There were rabbis who dissented from the official view. There were also members of the organization who now lined up on Jacobs’ behalf, and decided that if he could not get a United Synagogue job, they would establish an independent body to which he could minister.
At that moment, there was a delicious irony at work. The St John’s Wood synagogue, in north-west London, was about to move to a new building, and its old premises were for sale. Without anyone in the United Synagogue realizing it, the former building was bought for Jacobs, where he set up what became known as the New London synagogue, run in every way on the United Synagogue’s Orthodox lines.
The move enabled Jacobs to serve as an Orthodox rabbi, independent of the chief rabbi. His services were the same as the ones at New West End had been; he wore the same canonicals. As was the Orthodox (but not the Reform or Liberal) practice, men and women sat separately. He had a choir.

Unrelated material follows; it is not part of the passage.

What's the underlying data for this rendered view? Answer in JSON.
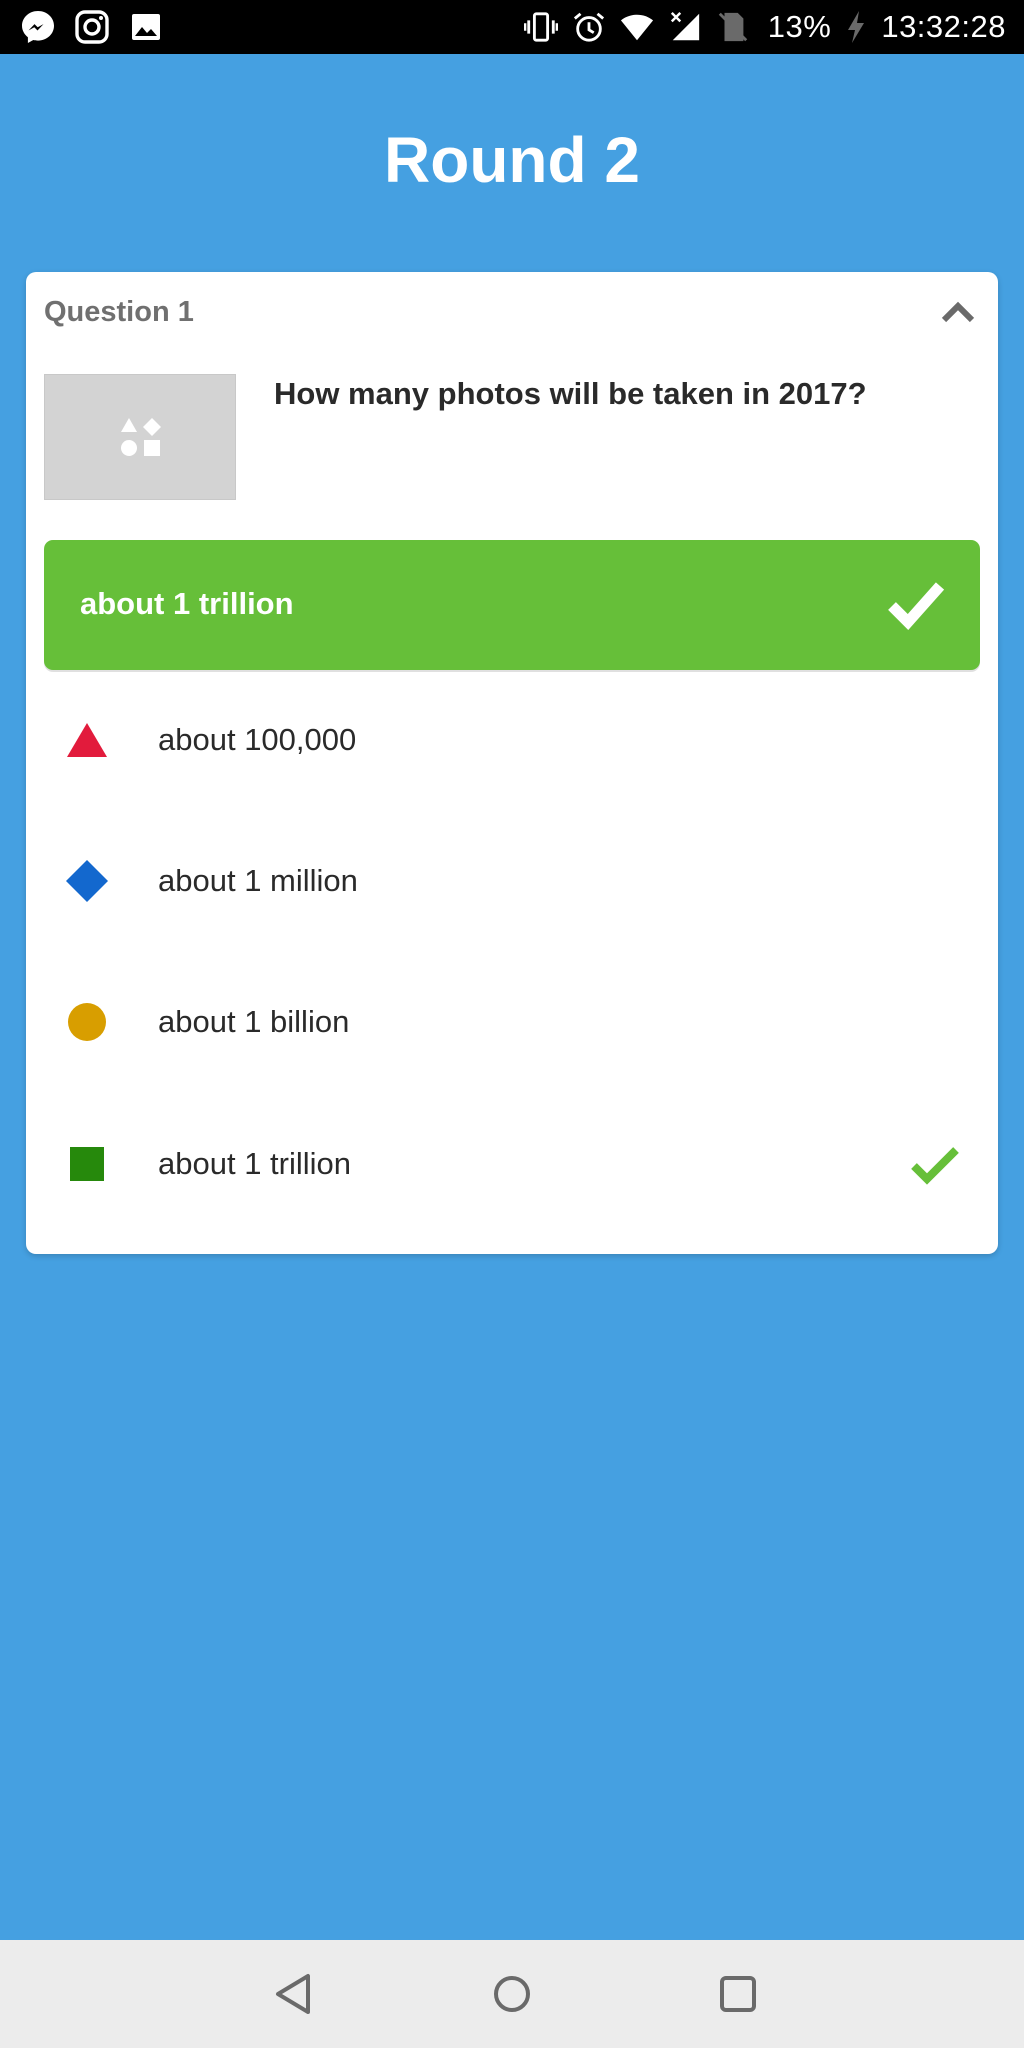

This arrangement served as a happy compromise, and before long the affair died down. In 1967, after a new chief rabbi, Immanuel (later Lord) Jakobovits, was appointed, he and Jacobs met frequently, though Jacobs never returned to his old fold. He did not need to. The New London synagogue had spawned a new movement. Masorti (Hebrew for “tradition”) synagogues were opened in a number of London suburbs and Manchester. They were loosely based on the American Conservative movement, but were much closer to modern – as distinct from fundamental – Orthodoxy. By 2001, there were seven Masorti congregations.
After the Jacobs Affair, Jacobs also became a visiting professor at Lancaster University and Harvard, and took a doctorate in Hebrew Letters. He was made a CBE in 1990. He stayed in his pulpit until his 81st birthday in 2001; he always said that he was happier in that job than he ever would have been as chief rabbi.
His wife, Shulamit, whom he married in 1947, died last year. He is survived by two sons and a daughter.
Rabbi Jonathan Romain writes: Louis Jacobs was often described as the greatest chief rabbi that British Jewry never had. It reflected the fact that he was the community’s one world-class scholar and a man who lost the chance to be chief rabbi because he put intellectual integrity above religious orthodoxy.
Jacobs’ stand for a mixture of faith and reason inspired thousands of Jews who felt unable to accept religious fundamentalism but still valued their Jewish heritage. It was for this reason that when the Jewish Chronicle conducted a survey to mark the 350th anniversary of the re-admission of the Jews to England in 1656 – and to establish who was “the greatest British Jew” of the last three and a half centuries – Jacobs emerged as the clear winner.
The comments of those who voted for him indicate the power of his appeal: “he combines immense erudition with the ability to inspire … he has shown it is possible to be Orthodox without being superstitious.” They also referred to his humility and grace.
Many described him as important to their own spirituality: his writings “help many of us stay practising believing Jews, where fundamentalist Judaism as expressed by many establishment rabbis would have turned us away from both practice and belief.”
One remarkable testimony declared: “As an Orthodox rabbi, it is a sad state but I have to keep my identity confidential for obvious reasons. Without Rabbi Jacobs’ inspiration I, and I am sure many others, would have lost our sanity having to work within the intellectual boundaries imposed on us. However, I have often recommended Rabbi Jacobs’ books to congregants who share the same doubts as I had. His contribution to Anglo-Jewry is immense and will be recognized for centuries to come. It is good to show my support by a secret ballot.”
Louis Jacobs, rabbi and theologian, born July 17 1920; died July 1 2006.